To conclude, in the chapter you argue that financial nationalists have traits in common with other populists. Without stating it explicitly, it seems that you point to the distrust of independent central banks as a common feature between populists and financial nationalists. In your opinion, is financial nationalism a subset of populism? Aldo Madariaga, during an interview here at RevDem, mentioned the distinction between corrective and threatening populism. Your study offers interesting data to substantiate that distinction: it seems that financial nationalism, at the most abstract level, takes the shape of a potential corrective to a kind of neoliberal, hollowed-out democracy, in that it takes back control on tools which may deliver public goods. In fact, this abstract understanding of financial nationalism entails two different potential stances, namely a democratic and an autocratic use of the control of monetary and financial tools. What are your thoughts about that?

This is not an easy question, especially because I am no expert on populism. The little I know tells me that it definitely overlaps with financial nationalism, in the sense that actual policy choices by governments might be classified both as financial-nationalist and populist – although some policies might be only classified as financial nationalism or populism. One thing in which I see similarities is their distrust of technocrats. In Hungary, Orban comes to power in 2010, and there is a three-year struggle to gain control over the central bank. As such, the financial-nationalist view of the central bank in Hungary, when it was still independent before 2013, shows distrust of technocrats, in that they do not represent the national interest but rather the interest of those global networks for which they work. 

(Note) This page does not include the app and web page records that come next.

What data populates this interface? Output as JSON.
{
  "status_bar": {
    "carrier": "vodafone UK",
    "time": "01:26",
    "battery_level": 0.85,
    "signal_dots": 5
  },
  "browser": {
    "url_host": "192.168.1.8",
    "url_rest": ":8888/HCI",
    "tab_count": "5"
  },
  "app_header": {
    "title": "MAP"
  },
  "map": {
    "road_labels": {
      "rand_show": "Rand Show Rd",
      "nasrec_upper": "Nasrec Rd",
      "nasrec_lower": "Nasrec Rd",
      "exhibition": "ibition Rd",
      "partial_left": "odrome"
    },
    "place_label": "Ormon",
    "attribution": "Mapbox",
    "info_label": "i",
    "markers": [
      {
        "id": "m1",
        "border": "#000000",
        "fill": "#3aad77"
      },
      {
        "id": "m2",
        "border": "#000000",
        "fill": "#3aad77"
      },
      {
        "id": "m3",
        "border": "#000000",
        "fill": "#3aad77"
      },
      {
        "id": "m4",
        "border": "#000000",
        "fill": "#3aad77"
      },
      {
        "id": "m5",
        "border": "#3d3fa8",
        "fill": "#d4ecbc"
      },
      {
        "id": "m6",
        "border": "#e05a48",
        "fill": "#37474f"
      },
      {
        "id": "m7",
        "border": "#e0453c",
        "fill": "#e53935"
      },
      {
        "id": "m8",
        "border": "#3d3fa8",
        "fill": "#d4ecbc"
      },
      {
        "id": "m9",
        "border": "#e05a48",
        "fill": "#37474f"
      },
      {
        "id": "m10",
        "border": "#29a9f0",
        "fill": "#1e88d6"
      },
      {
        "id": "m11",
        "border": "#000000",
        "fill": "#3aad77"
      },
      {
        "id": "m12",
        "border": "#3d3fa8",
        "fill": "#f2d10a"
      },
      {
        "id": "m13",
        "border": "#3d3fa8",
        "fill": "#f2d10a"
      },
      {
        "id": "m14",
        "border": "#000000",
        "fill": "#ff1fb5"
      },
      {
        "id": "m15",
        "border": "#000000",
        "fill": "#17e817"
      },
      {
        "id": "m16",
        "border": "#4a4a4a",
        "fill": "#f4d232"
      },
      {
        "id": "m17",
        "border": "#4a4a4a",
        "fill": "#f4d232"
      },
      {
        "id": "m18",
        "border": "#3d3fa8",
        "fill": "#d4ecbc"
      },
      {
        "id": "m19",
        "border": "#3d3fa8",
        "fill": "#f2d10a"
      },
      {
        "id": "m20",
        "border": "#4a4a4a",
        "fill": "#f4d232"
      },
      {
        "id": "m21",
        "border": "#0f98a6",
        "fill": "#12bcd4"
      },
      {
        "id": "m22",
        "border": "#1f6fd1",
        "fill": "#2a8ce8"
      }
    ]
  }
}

What is interesting here, in relation to populism, is that once you completely discredit the technocratic knowledge as being driven by foreign interest, financial nationalists are allowed to re-think economic policy choices. Thus, while the central bank is populated by excellent Hungarian economist who, until 2013, followed a liberal agenda premised on stable financial markets governed by a textbook understanding of efficiency, it is incredibly restricted in what it may or may not do for its policy purposes that are defined in its statute. And when Matolcsy comes into power, we see an incredible enlargement of the potential policy choices, which no one had ever dared to imagine possible given the legal statute and mandate of the central bank. I am not arguing that these are good or bad choices vis-à-vis the Hungarian economy or business sector. Rather, I am just noticing that

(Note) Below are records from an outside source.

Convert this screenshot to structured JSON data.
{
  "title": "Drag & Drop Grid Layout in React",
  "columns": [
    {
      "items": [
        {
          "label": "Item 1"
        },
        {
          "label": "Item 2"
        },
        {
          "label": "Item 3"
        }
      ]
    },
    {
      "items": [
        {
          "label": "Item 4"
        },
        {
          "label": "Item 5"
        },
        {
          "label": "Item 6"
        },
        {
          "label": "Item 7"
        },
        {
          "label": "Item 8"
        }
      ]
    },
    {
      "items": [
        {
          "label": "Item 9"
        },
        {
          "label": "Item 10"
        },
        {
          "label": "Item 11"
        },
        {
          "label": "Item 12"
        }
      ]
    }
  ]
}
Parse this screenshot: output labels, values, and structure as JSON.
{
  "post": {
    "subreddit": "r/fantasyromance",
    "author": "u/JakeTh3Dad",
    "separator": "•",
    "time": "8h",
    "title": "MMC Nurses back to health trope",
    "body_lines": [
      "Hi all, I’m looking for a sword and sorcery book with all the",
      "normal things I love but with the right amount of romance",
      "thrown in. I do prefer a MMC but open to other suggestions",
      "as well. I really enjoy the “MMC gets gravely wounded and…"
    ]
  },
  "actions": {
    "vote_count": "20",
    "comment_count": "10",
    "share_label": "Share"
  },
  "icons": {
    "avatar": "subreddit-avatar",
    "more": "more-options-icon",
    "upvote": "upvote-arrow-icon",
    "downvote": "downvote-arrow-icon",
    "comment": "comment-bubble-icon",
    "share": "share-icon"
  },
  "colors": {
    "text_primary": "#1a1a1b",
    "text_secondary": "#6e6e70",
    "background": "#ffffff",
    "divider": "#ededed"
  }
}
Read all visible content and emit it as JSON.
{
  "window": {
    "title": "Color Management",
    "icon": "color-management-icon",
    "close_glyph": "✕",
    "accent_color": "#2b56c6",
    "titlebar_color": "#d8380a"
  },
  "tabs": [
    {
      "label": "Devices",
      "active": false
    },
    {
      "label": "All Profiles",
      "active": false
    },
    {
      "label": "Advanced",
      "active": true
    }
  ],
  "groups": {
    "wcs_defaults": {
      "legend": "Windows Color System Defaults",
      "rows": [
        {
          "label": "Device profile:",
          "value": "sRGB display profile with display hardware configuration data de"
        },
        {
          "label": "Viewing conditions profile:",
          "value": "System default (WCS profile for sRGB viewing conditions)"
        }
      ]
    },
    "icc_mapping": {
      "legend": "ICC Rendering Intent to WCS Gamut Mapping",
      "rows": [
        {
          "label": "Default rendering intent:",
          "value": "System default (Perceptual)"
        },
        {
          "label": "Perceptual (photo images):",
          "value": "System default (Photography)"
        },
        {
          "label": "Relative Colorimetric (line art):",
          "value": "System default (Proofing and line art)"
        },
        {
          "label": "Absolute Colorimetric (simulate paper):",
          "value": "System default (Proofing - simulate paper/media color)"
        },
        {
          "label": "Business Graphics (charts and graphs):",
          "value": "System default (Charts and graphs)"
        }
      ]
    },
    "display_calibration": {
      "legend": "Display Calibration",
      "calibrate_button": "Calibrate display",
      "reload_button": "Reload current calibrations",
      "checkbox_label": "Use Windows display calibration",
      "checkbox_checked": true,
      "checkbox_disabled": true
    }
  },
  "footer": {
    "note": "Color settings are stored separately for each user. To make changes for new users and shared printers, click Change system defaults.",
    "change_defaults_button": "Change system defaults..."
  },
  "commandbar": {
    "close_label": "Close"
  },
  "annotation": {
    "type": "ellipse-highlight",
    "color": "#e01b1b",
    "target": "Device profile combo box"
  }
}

the distrust of technocrats increases the policy scope. This is one aspect in which the populist and financial-nationalist distrust of technocrats are similar to each other – both in the dangers and the opportunities that are brought into policy formation. 

With that said, to what extent is financial nationalism a corrective to the hollowed-out neoliberal economic policy choices? It certainly depends on how it is used. We see ample examples across various cases. For instance, the case of Bolivia tells us that financial-nationalist policies might actually be incredibly helpful in pursuing a more developmentalist agenda than what has been pursued by, for instance, foreign banks. Financial nationalism may also justify redistributing economic gains of global finance more equally among different segments of society. Therefore, I would agree with you that financial nationalism’s policy options provide opportunities. However, I also see that the extent to which these opportunities serve social interest at large depends on the kind of political institutions within which they are formulated. Indeed, political institutions can use these financial policy tools just to pursue an incredibly narrow financial or economic interest. 

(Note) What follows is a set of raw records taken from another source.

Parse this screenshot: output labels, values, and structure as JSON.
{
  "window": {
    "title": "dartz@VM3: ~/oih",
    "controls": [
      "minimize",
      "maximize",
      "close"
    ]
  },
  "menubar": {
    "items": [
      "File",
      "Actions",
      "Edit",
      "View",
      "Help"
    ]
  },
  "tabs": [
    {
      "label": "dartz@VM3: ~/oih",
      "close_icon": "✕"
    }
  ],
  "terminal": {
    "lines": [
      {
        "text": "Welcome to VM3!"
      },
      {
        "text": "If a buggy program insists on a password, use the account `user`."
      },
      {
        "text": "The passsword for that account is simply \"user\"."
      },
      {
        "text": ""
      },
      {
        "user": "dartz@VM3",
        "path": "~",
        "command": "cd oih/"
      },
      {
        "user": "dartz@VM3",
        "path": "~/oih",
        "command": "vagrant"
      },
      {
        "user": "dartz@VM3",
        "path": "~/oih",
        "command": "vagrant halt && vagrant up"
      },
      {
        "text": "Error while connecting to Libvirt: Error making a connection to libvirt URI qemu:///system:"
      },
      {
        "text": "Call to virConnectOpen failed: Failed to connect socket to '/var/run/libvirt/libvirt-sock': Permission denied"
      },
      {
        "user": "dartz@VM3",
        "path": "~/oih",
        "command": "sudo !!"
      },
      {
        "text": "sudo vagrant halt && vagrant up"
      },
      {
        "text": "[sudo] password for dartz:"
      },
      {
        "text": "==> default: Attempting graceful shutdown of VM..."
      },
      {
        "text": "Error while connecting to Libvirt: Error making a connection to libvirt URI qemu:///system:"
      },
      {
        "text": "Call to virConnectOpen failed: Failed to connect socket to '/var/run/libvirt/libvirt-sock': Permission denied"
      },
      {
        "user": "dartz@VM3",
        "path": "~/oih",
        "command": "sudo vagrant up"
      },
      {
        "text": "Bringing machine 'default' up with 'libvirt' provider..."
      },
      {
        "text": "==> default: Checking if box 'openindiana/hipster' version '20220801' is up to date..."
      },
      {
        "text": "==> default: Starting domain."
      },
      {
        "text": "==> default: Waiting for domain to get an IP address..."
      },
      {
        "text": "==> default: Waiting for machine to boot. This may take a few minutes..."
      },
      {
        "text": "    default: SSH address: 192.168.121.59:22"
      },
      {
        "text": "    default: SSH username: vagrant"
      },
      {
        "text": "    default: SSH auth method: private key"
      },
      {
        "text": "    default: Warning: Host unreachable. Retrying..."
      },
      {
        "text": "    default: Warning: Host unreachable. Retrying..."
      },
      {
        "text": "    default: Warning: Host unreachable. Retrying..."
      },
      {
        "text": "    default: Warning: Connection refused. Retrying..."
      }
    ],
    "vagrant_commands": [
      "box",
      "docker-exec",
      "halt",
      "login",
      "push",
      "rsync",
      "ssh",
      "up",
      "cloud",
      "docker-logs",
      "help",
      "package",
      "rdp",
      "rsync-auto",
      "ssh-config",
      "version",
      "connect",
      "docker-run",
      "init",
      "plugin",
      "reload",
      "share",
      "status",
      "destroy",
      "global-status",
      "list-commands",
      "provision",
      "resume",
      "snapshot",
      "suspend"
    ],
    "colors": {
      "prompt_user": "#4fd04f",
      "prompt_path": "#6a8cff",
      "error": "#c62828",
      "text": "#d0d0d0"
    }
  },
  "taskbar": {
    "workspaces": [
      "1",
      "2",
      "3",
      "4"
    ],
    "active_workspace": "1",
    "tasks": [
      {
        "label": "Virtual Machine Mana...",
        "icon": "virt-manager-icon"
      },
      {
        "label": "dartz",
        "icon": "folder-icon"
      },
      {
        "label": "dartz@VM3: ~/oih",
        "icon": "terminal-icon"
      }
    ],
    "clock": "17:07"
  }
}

So yes, to some extent, I agree with Aldo Madariaga that financial nationalism may be corrective or it may be threatening, and I would point to the political economy institutions of the country within which they gain hold to evaluate their potential. 

Contact Us